Information given:
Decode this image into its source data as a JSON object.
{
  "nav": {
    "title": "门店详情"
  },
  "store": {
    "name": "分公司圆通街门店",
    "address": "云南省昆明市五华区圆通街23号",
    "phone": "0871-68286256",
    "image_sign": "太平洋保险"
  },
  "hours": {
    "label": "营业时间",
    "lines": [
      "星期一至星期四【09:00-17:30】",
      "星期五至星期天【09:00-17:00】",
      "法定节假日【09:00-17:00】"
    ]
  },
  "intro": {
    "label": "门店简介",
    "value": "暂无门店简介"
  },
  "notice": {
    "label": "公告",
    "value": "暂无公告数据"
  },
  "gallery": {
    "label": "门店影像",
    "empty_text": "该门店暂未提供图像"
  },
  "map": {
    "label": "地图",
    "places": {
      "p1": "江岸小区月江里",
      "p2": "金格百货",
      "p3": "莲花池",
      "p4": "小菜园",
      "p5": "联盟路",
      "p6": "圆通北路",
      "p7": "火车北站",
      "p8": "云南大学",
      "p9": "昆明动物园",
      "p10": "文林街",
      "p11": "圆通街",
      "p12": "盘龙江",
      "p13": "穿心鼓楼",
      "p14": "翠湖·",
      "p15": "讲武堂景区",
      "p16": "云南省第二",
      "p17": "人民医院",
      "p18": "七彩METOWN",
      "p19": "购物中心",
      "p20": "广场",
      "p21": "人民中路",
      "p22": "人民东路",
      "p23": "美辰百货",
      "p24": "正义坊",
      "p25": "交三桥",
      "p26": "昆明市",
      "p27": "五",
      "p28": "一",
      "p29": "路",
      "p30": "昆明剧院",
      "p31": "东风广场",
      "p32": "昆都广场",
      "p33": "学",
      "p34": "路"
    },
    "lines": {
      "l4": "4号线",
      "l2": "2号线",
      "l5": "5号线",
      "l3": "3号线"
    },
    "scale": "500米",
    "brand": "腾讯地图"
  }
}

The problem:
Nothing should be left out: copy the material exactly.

Output below:
Decode this image into its source data as a JSON object.
{
  "nav": {
    "title": "门店详情"
  },
  "store": {
    "name": "分公司圆通街门店",
    "address": "云南省昆明市五华区圆通街23号",
    "phone": "0871-68286256",
    "image_sign": "太平洋保险"
  },
  "hours": {
    "label": "营业时间",
    "lines": [
      "星期一至星期四【09:00-17:30】",
      "星期五至星期天【09:00-17:00】",
      "法定节假日【09:00-17:00】"
    ]
  },
  "intro": {
    "label": "门店简介",
    "value": "暂无门店简介"
  },
  "notice": {
    "label": "公告",
    "value": "暂无公告数据"
  },
  "gallery": {
    "label": "门店影像",
    "empty_text": "该门店暂未提供图像"
  },
  "map": {
    "label": "地图",
    "places": {
      "p1": "江岸小区月江里",
      "p2": "金格百货",
      "p3": "莲花池",
      "p4": "小菜园",
      "p5": "联盟路",
      "p6": "圆通北路",
      "p7": "火车北站",
      "p8": "云南大学",
      "p9": "昆明动物园",
      "p10": "文林街",
      "p11": "圆通街",
      "p12": "盘龙江",
      "p13": "穿心鼓楼",
      "p14": "翠湖·",
      "p15": "讲武堂景区",
      "p16": "云南省第二",
      "p17": "人民医院",
      "p18": "七彩METOWN",
      "p19": "购物中心",
      "p20": "广场",
      "p21": "人民中路",
      "p22": "人民东路",
      "p23": "美辰百货",
      "p24": "正义坊",
      "p25": "交三桥",
      "p26": "昆明市",
      "p27": "五",
      "p28": "一",
      "p29": "路",
      "p30": "昆明剧院",
      "p31": "东风广场",
      "p32": "昆都广场",
      "p33": "学",
      "p34": "路"
    },
    "lines": {
      "l4": "4号线",
      "l2": "2号线",
      "l5": "5号线",
      "l3": "3号线"
    },
    "scale": "500米",
    "brand": "腾讯地图"
  }
}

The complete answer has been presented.